More than two dozen people from 18 countries took the U.S. Naturalization Oath of Allegiance to the United States and became U.S. citizens in an emotional ceremony at Rutgers Law in Camden on April 19. The event also marked the 10th anniversary of the Rutgers Law Immigrant Justice Clinic.
Linda K. Albarouki, a native of Venezuela, was one of 27 new U.S. citizens who lifted her right hand, repeated the Oath, and received her Naturalization certificate as friends and family looked on. “I feel very excited and grateful. It was a great experience,” she said. “I feel very happy that this happened. I always say that things happen for a reason, and you never have to ask why.”
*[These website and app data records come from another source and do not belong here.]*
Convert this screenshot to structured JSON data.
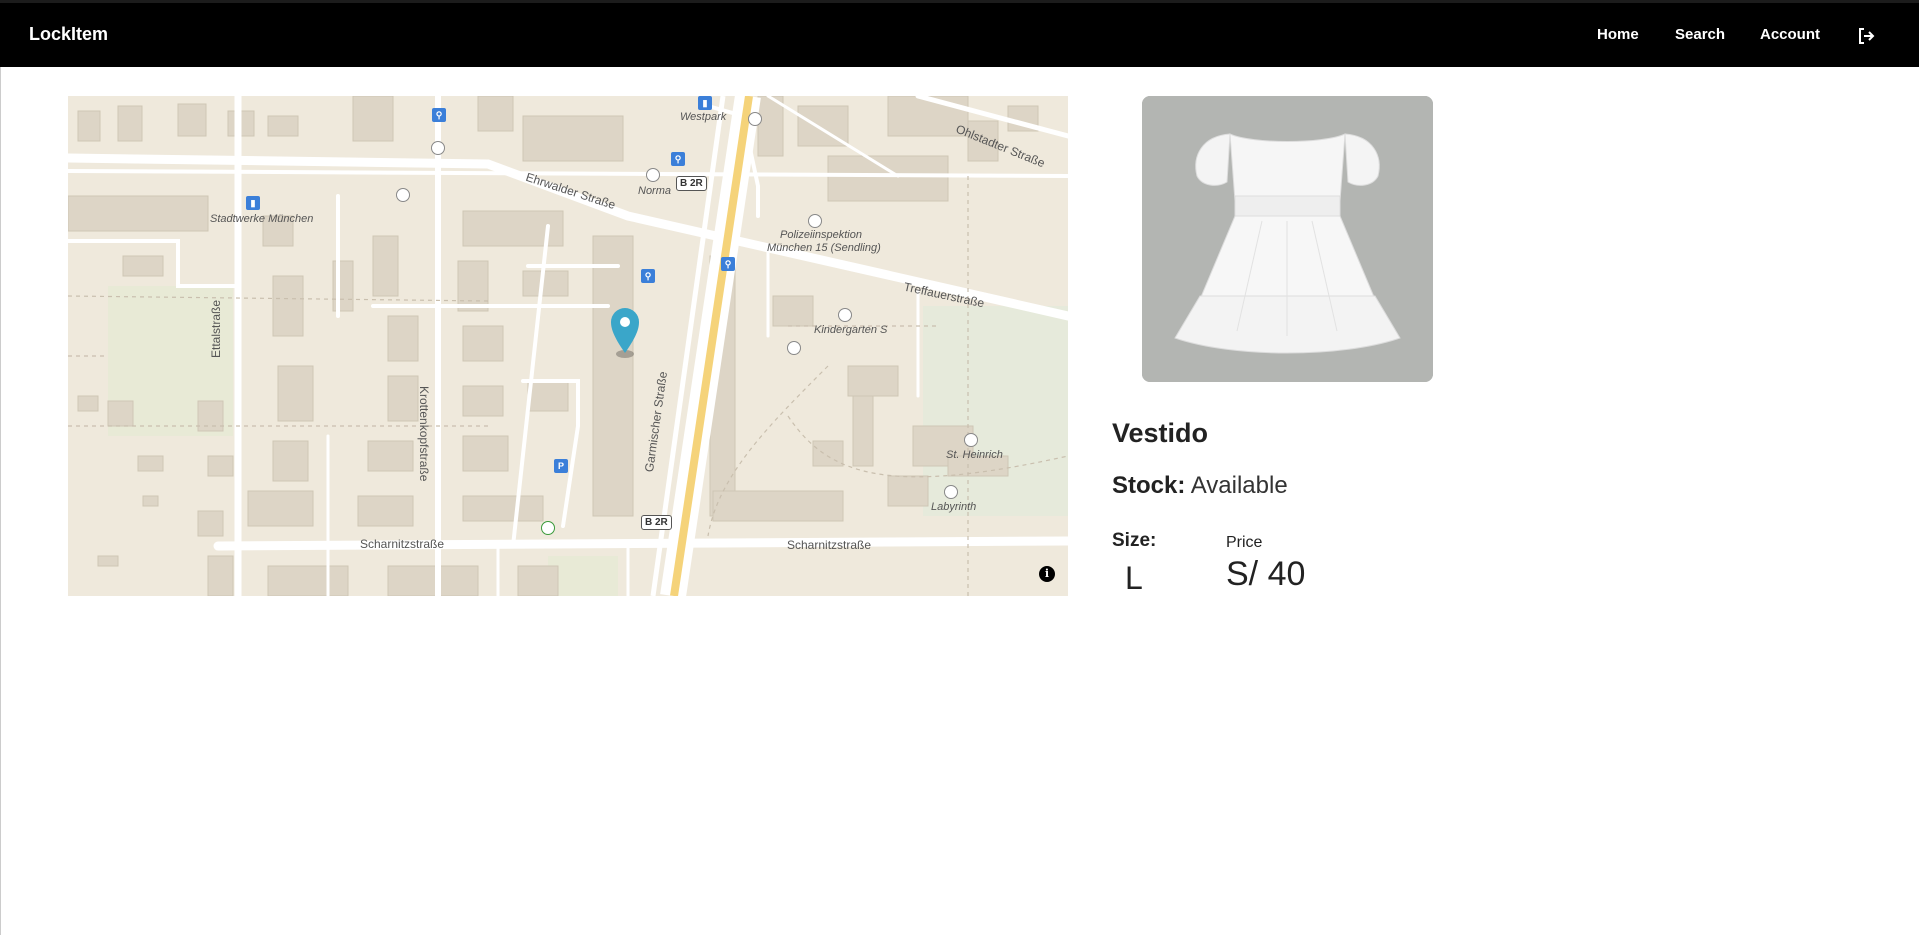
{
  "app": {
    "brand": "LockItem"
  },
  "nav": {
    "home": "Home",
    "search": "Search",
    "account": "Account",
    "logout_icon": "logout-icon"
  },
  "map": {
    "streets": {
      "ehrwalder": "Ehrwalder Straße",
      "ohlstadter": "Ohlstadter Straße",
      "treffauer": "Treffauerstraße",
      "ettal": "Ettalstraße",
      "krottenkopf": "Krottenkopfstraße",
      "garmischer": "Garmischer Straße",
      "scharnitz_left": "Scharnitzstraße",
      "scharnitz_right": "Scharnitzstraße"
    },
    "places": {
      "westpark": "Westpark",
      "norma": "Norma",
      "stadtwerke": "Stadtwerke München",
      "polizei_line1": "Polizeiinspektion",
      "polizei_line2": "München 15 (Sendling)",
      "kindergarten": "Kindergarten S",
      "st_heinrich": "St. Heinrich",
      "labyrinth": "Labyrinth"
    },
    "road_badges": {
      "top": "B 2R",
      "bottom": "B 2R"
    },
    "parking": "P",
    "info_icon": "i"
  },
  "product": {
    "name": "Vestido",
    "stock_label": "Stock:",
    "stock_value": "Available",
    "size_label": "Size:",
    "size_value": "L",
    "price_label": "Price",
    "price_value": "S/ 40"
  },
  "colors": {
    "navbar": "#000000",
    "marker": "#3aa6c9",
    "image_bg": "#b3b5b2"
  }
}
Senior U.S. District Judge Hon. Joseph H. Rodriguez ‘58 administered the Oath and delivered a powerful keynote speech, demonstrating how his life has come full circle as a first generation American himself. Judge Rodriguez was born in Camden to a Puerto Rican mother and Cuban father who survived the 1918 sinking of the passenger liner SS Carolina. Judge Rodriguez became the first Latino appointed to the federal bench when he was appointed to the U.S. District Court for the District of New Jersey in 1985. He took his oath for the Bench in the same courtroom where his father took the Naturalization Oath. Coincidentally years later, Judge Rodriguez wrote the court order protecting the salvage efforts of divers who rediscovered the wreck of the SS Carolina off the coast of Atlantic City, New Jersey where it sank.
“American liberties are now your liberties,” Judge Rodriguez told the new citizens.
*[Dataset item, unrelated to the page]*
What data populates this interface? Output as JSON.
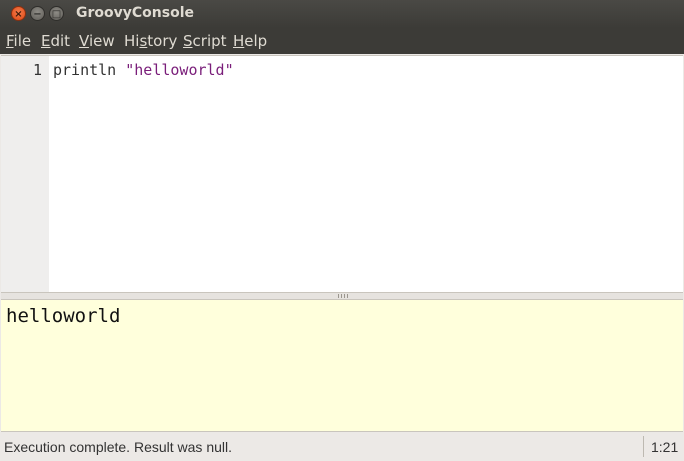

That wasn’t the only full circle moment. Xiomara Uran ‘15 originally represented Aleyda Ruiz Ceron as a law student in the Immigrant Justice Clinic when Ceron was a high school student who began seeking asylum in 2014. Uran traveled from Washington State to witness Ceron become an American citizen at the ceremony. Uran, a native of Colombia, is now working as an immigration attorney representing immigrant detainees.
“It was a very emotional case for me,” Uran said. “It meant a lot because had I not had the privilege of my parents’ education, and what that implied in the visa system, I myself would have had to seek asylum in the United States.” Click here to read more about Uran’s story.
Rutgers Law clinic students Layla Al Tukmachi ’23 and Nayomi Torres-Velez ’24 also represented Ceron in her naturalization process and were there to help her celebrate the moment.
Immigrant Justice Clinic Director Joanne Gottesman said, “As a clinical professor, it doesn’t get much better than this: having the chance to celebrate with a client at the end of a long and arduous immigration journey, to see former students using their talents to represent those least able to access a lawyer, and connecting former and current students with each other, and with a shared client and her family.”
In her remarks, Professor Gottesman mentioned that there are four ways to become a United States citizen. “Three are by operation of law – essentially automatic once the requirements are met,” she said. “The fourth way, citizenship through naturalization, requires many affirmative acts and difficult decisions, usually over a period of years or even decades. It often involves some pain and loss—leaving family and friends, your native language, and familiar and beloved foods and scents. It is the culmination of that process, and the opportunities for increased civic engagement that citizenship brings, that we pause to recognize here today with you and your families and friends.”
Several members of the Rutgers Law community also spoke about their own, or their families’, citizenship journeys including Professor Emeritus Roger S. Clark and Rutgers Immigrant Community Assistance Project (RICAP) Managing Attorney Jason Hernandez.
The Rutgers Immigrant Justice Clinic represents low-income South Jersey residents in immigration matters, focusing primarily on removal defense and representation of victims of crime. Legal assistance is provided by law students acting under the supervision of a licensed attorney.
(Watch “Rutgers Stories of Citizenship” below, which was produced for the ceremony by filmmakers Mary Hewey, RICAP Paralegal, and her partner Jen Bagley of Wilmarth Gertie Photodrama.)
Hernandez said, “Citizenship is not required to contribute to your community, but it certainly empowers one to shape and participate in it, in a new way. Register to vote, vote in primaries, vote in general elections, apply for government jobs, petition for family members from whom you’ve been separated, travel freely and, most of all, live without fear that you do not belong here, because you do. Welcome home.”
In that vein, Simanti Lahiri, Program Coordinator for Student Civic Engagement, led Rutgers Civic Scholars and volunteers from RUC Votes Coalition in a voter registration drive for new citizens after the ceremony.
Special thanks to the Field Director Keith Dorr and the staff of the United States Citizenship and Immigration Services Mount Laurel Field Office for collaborating on the event.